═══ The data ═══

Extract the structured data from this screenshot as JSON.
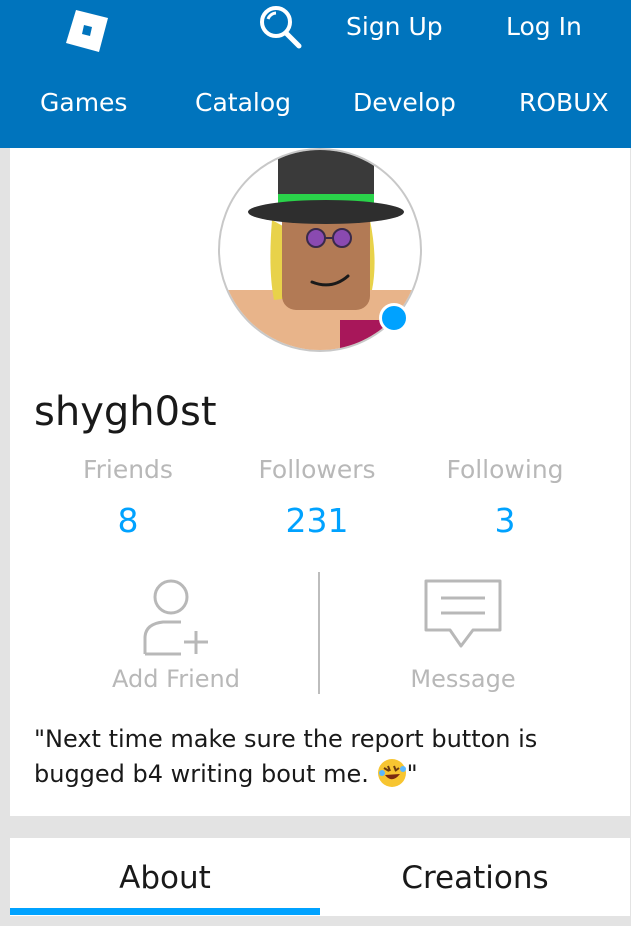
{
  "header": {
    "signup_label": "Sign Up",
    "login_label": "Log In",
    "nav": [
      "Games",
      "Catalog",
      "Develop",
      "ROBUX"
    ],
    "brand_color": "#0074bd"
  },
  "profile": {
    "username": "shygh0st",
    "online_status_color": "#00a2ff",
    "stats": [
      {
        "label": "Friends",
        "value": "8"
      },
      {
        "label": "Followers",
        "value": "231"
      },
      {
        "label": "Following",
        "value": "3"
      }
    ],
    "actions": {
      "add_friend": "Add Friend",
      "message": "Message"
    },
    "bio": "\"Next time make sure the report button is bugged b4 writing bout me.",
    "bio_end": "\""
  },
  "tabs": {
    "about": "About",
    "creations": "Creations",
    "active": "About"
  },
  "icons": [
    "roblox-logo",
    "search-icon",
    "add-friend-icon",
    "message-icon",
    "rofl-emoji"
  ]
}
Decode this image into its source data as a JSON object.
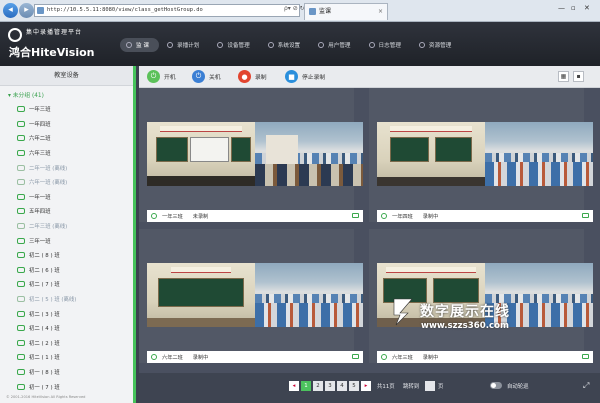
{
  "browser": {
    "url": "http://10.5.5.11:8080/view/class_getHostGroup.do",
    "url_tools": "ρ▾ ⊘ ↻",
    "tab_title": "监课",
    "tab_close": "×"
  },
  "header": {
    "logo_top": "集中录播管理平台",
    "logo_main": "鸿合HiteVision",
    "nav": [
      {
        "label": "监 课",
        "active": true
      },
      {
        "label": "录播计划"
      },
      {
        "label": "设备管理"
      },
      {
        "label": "系统设置"
      },
      {
        "label": "用户管理"
      },
      {
        "label": "日志管理"
      },
      {
        "label": "资源管理"
      }
    ]
  },
  "sidebar": {
    "title": "教室设备",
    "root": "▾ 未分组 (41)",
    "items": [
      {
        "label": "一年三班"
      },
      {
        "label": "一年四班"
      },
      {
        "label": "六年二班"
      },
      {
        "label": "六年三班"
      },
      {
        "label": "二年一班 (离线)",
        "offline": true
      },
      {
        "label": "六年一班 (离线)",
        "offline": true
      },
      {
        "label": "一年一班"
      },
      {
        "label": "五年四班"
      },
      {
        "label": "二年三班 (离线)",
        "offline": true
      },
      {
        "label": "三年一班"
      },
      {
        "label": "初二 ( 8 ) 班"
      },
      {
        "label": "初二 ( 6 ) 班"
      },
      {
        "label": "初二 ( 7 ) 班"
      },
      {
        "label": "初二 ( 5 ) 班 (离线)",
        "offline": true
      },
      {
        "label": "初二 ( 3 ) 班"
      },
      {
        "label": "初二 ( 4 ) 班"
      },
      {
        "label": "初二 ( 2 ) 班"
      },
      {
        "label": "初二 ( 1 ) 班"
      },
      {
        "label": "初一 ( 8 ) 班"
      },
      {
        "label": "初一 ( 7 ) 班"
      }
    ],
    "copyright": "© 2001-2016 HiteVision All Rights Reserved"
  },
  "toolbar": {
    "buttons": [
      {
        "label": "开机",
        "color": "#5cc15a",
        "glyph": "⏻"
      },
      {
        "label": "关机",
        "color": "#3b7fd4",
        "glyph": "⏻"
      },
      {
        "label": "录制",
        "color": "#e2452f",
        "glyph": "●"
      },
      {
        "label": "停止录制",
        "color": "#2a8fdc",
        "glyph": "■"
      }
    ],
    "view_grid": "▦",
    "view_single": "▪"
  },
  "cells": [
    {
      "room": "一年三班",
      "status": "未录制"
    },
    {
      "room": "一年四班",
      "status": "录制中"
    },
    {
      "room": "六年二班",
      "status": "录制中"
    },
    {
      "room": "六年三班",
      "status": "录制中"
    }
  ],
  "watermark": {
    "text": "数字展示在线",
    "url": "www.szzs360.com"
  },
  "pager": {
    "prev": "◂",
    "pages": [
      "1",
      "2",
      "3",
      "4",
      "5"
    ],
    "current": "1",
    "next": "▸",
    "total": "共11页",
    "jump_label": "跳转到",
    "page_unit": "页",
    "auto_rotate": "自动轮巡",
    "fullscreen": "⤢"
  }
}
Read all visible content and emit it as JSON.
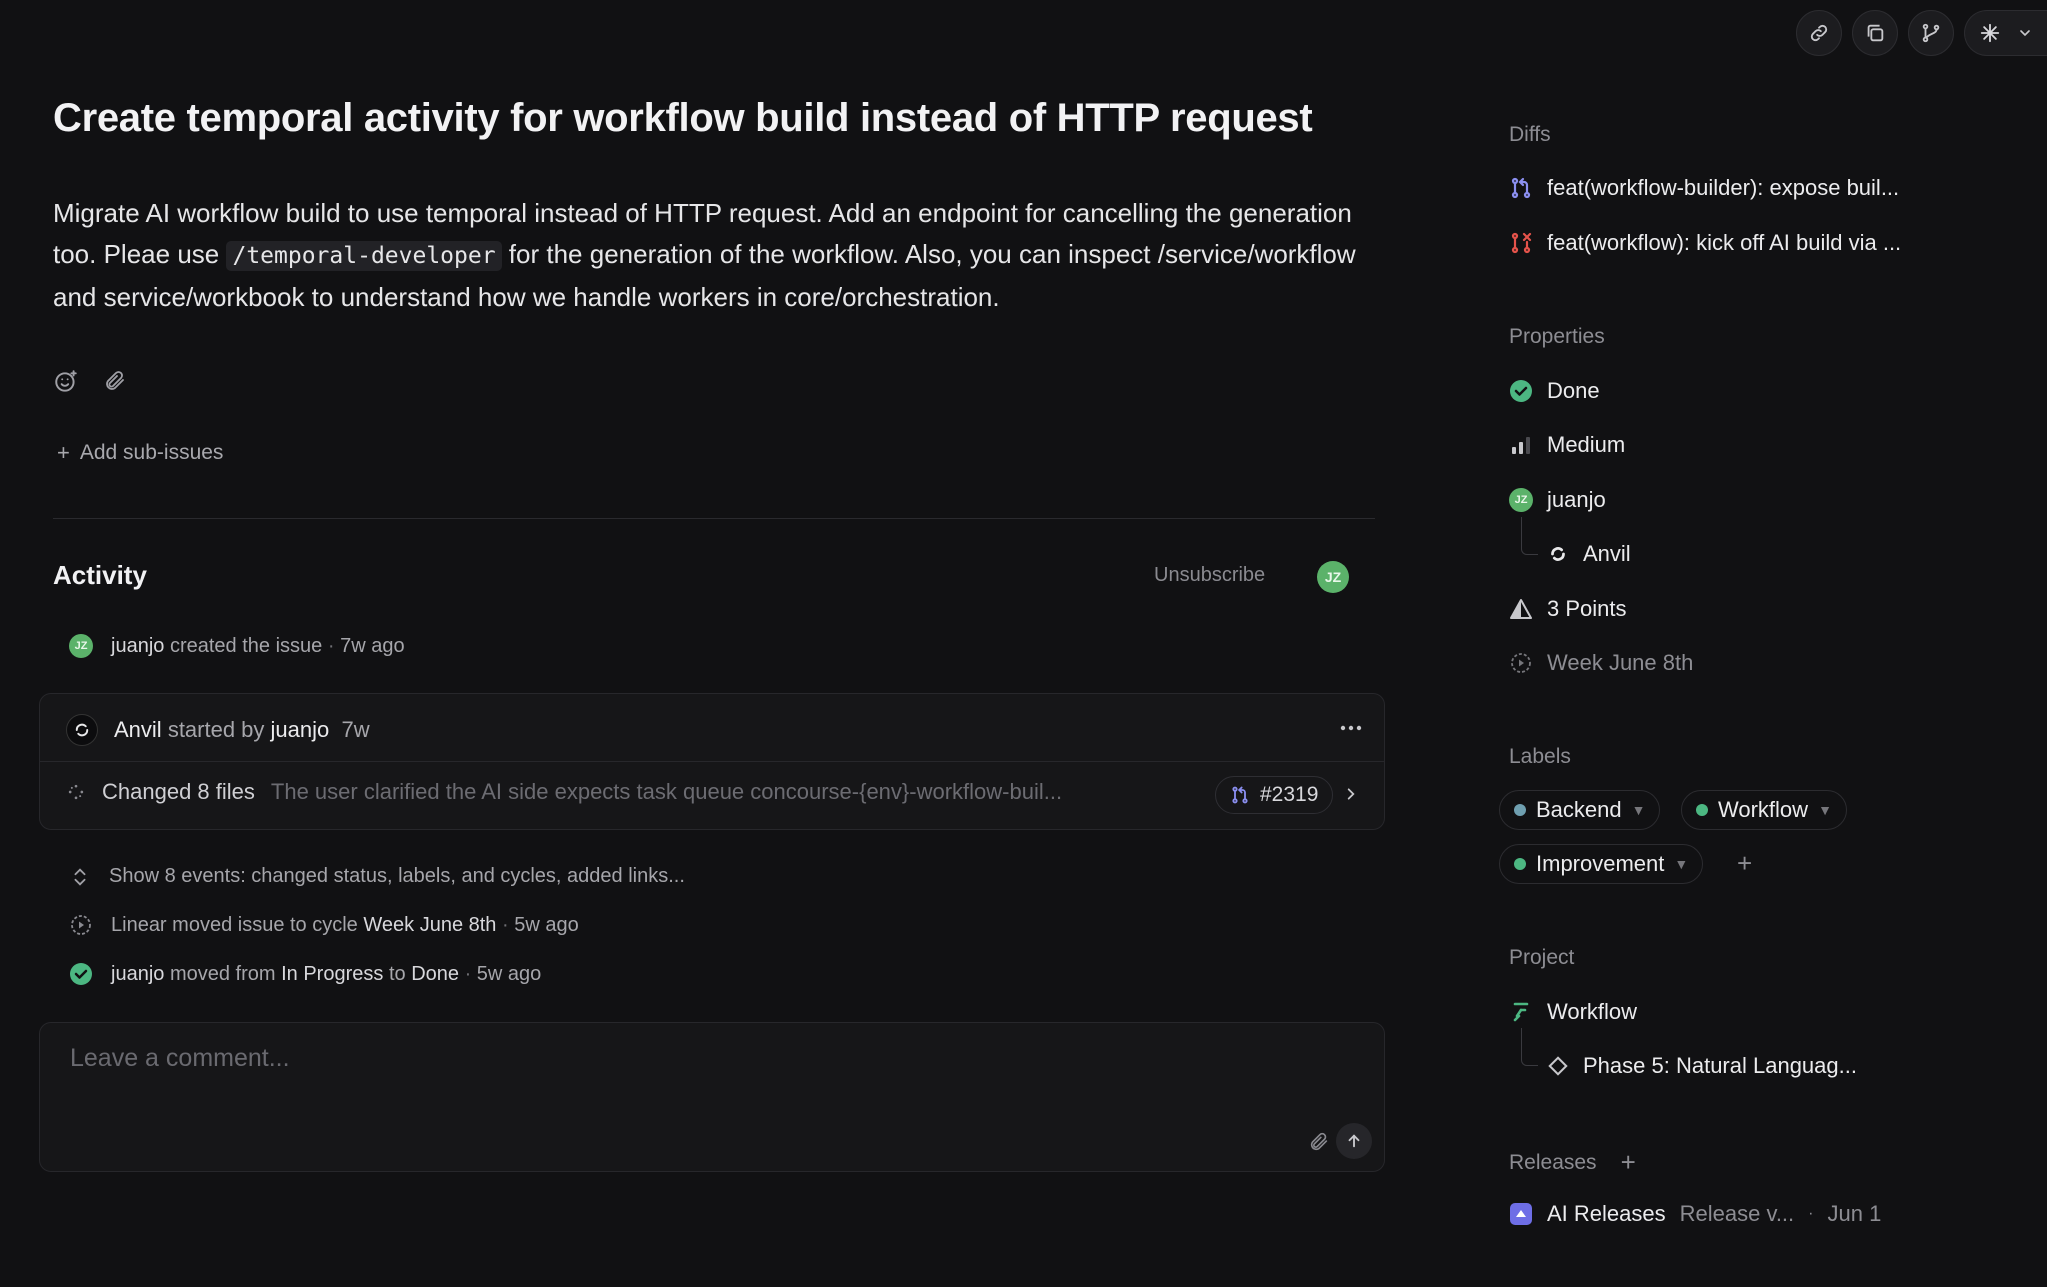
{
  "issue": {
    "title": "Create temporal activity for workflow build instead of HTTP request",
    "description_parts": [
      "Migrate AI workflow build to use temporal instead of HTTP request. Add an endpoint for cancelling the generation too. Pleae use ",
      "/temporal-developer",
      " for the generation of the workflow. Also, you can inspect /service/workflow and service/workbook to understand how we handle workers in core/orchestration."
    ],
    "add_sub_issues": "Add sub-issues"
  },
  "activity": {
    "title": "Activity",
    "unsubscribe": "Unsubscribe",
    "avatar_initials": "JZ",
    "created": {
      "user": "juanjo",
      "action": "created the issue",
      "time": "7w ago"
    },
    "agent_card": {
      "agent": "Anvil",
      "started_by": "started by",
      "user": "juanjo",
      "time": "7w",
      "changed_files": "Changed 8 files",
      "summary": "The user clarified the AI side expects task queue concourse-{env}-workflow-buil...",
      "pr_number": "#2319"
    },
    "show_events": "Show 8 events: changed status, labels, and cycles, added links...",
    "cycle_event": {
      "actor": "Linear",
      "action": "moved issue to cycle",
      "target": "Week June 8th",
      "time": "5w ago"
    },
    "status_event": {
      "actor": "juanjo",
      "action_1": "moved from",
      "from": "In Progress",
      "action_2": "to",
      "to": "Done",
      "time": "5w ago"
    },
    "comment_placeholder": "Leave a comment..."
  },
  "sidebar": {
    "diffs_label": "Diffs",
    "diffs": [
      {
        "title": "feat(workflow-builder): expose buil...",
        "color": "#8b8ff0"
      },
      {
        "title": "feat(workflow): kick off AI build via ...",
        "color": "#e5534b"
      }
    ],
    "properties_label": "Properties",
    "status": "Done",
    "priority": "Medium",
    "assignee": "juanjo",
    "assignee_initials": "JZ",
    "delegate": "Anvil",
    "estimate": "3 Points",
    "cycle": "Week June 8th",
    "labels_label": "Labels",
    "labels": [
      {
        "name": "Backend",
        "color": "#6f9fb0"
      },
      {
        "name": "Workflow",
        "color": "#4cb782"
      },
      {
        "name": "Improvement",
        "color": "#4cb782"
      }
    ],
    "project_label": "Project",
    "project": "Workflow",
    "milestone": "Phase 5: Natural Languag...",
    "releases_label": "Releases",
    "release": {
      "name": "AI Releases",
      "version": "Release v...",
      "date": "Jun 1"
    }
  },
  "colors": {
    "background": "#111113",
    "done_green": "#4cb782",
    "release_purple": "#6e6ee6"
  }
}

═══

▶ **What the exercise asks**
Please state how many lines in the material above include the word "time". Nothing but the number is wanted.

▶ **Final answer**
5